Data Pivot is a process of rotating the view of data. In databases where there is high level volume of data, it is often very difficult to get a view of a particular data or report. A pivot table helps overcome this problem by displaying the data contained in the database by means of automated calculations which are defined in a separate column side by side with data column of the requested data view.
There are several advantages to using pivot tables. One advantage is that a pivot table summarizes the data contained in a long list into a compact format. A pivot table can also help one find relationships within the data that are otherwise hard to see because of the amount of detail. Yet another advantage is that a pivot table organizes the data into a format that is very easy to convert into charts.
A pilot table also includes many functions including automatic sort, count, and total the data stored in a spreadsheet and create a second table displaying the summarized data.
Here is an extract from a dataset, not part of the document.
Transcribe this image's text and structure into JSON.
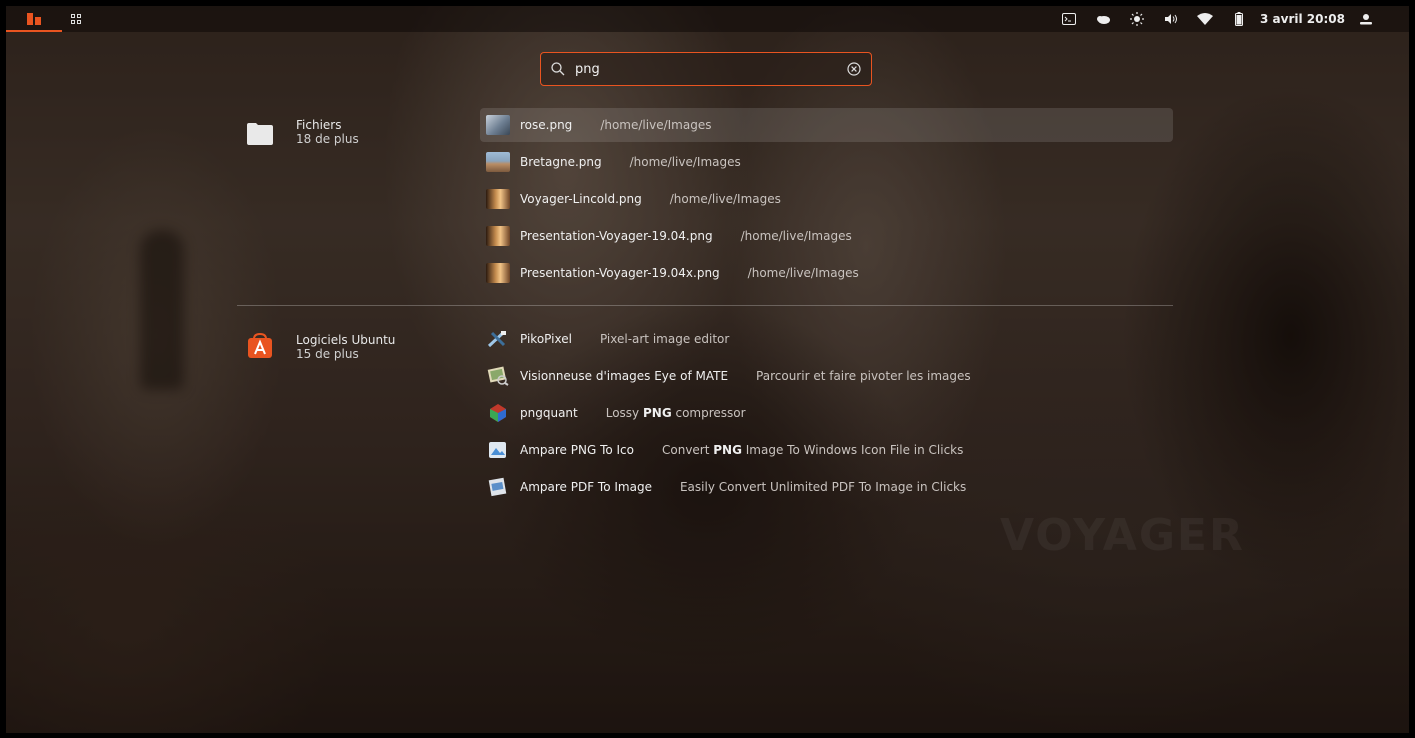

A user can set up changes of the summary structure by graphically dragging and dropping, the name pivot or rotating gave the concept its name.
Typically, a pilot table contains rows, columns and data or fact fields. Most application offering data pivot features can easy invoke the feature with a pivot table wizard in few steps. Commonly, the first involves specifying where the data is located and whether a chart as well as table should be displaced.
The second step is simply about identifying the list range. It is common to have an insertion point so that the wizard can just define the list range in an automated way. And then the final step is just specifying the graphical layout of the final data pivot view.
There are generally two ways to make a pivot table layout – Discrete and. Continuous Variables. Commonly, a discrete variable has a relatively small number of unique values and these unique values are of different names.
For example, discrete variables include such as values as department names, model names, or customer names in a company database. Discrete values are more suitably used as row and column variables in a data pivot table but they can of course be used also as data fields. However, if discrete values are used as data field, the data pivot table can only display a summary by count.
On the other hand, a continuous variable can take on a large range of values. Some examples of continuous variables include units sold, profit margin and daily precipitation. In general, it may not be a good idea to use a continuous variable as a row or column variable in a data pivot table because the result would be an impossibly large table.
For instance, to analyze income for, say, 500 firms, using the firm income as a column variable in the data pivot table you possibly make the software application run out of display space. A continuous variable is commonly used as the data field in a data pivot table in cases where one wants to see the sum or average or other summary calculation of its values for different levels of discrete variables.
There is a method available in order to significantly reduce the amount of data to be displayed. This method is called "Grouping".
For example, dates used as row or column headers can be grouped. Data pivot table is an indispensable too in data warehouses as disparate data of high volumes need to be formatted in order to get industry and business operations related reports that reflect trends and pattern.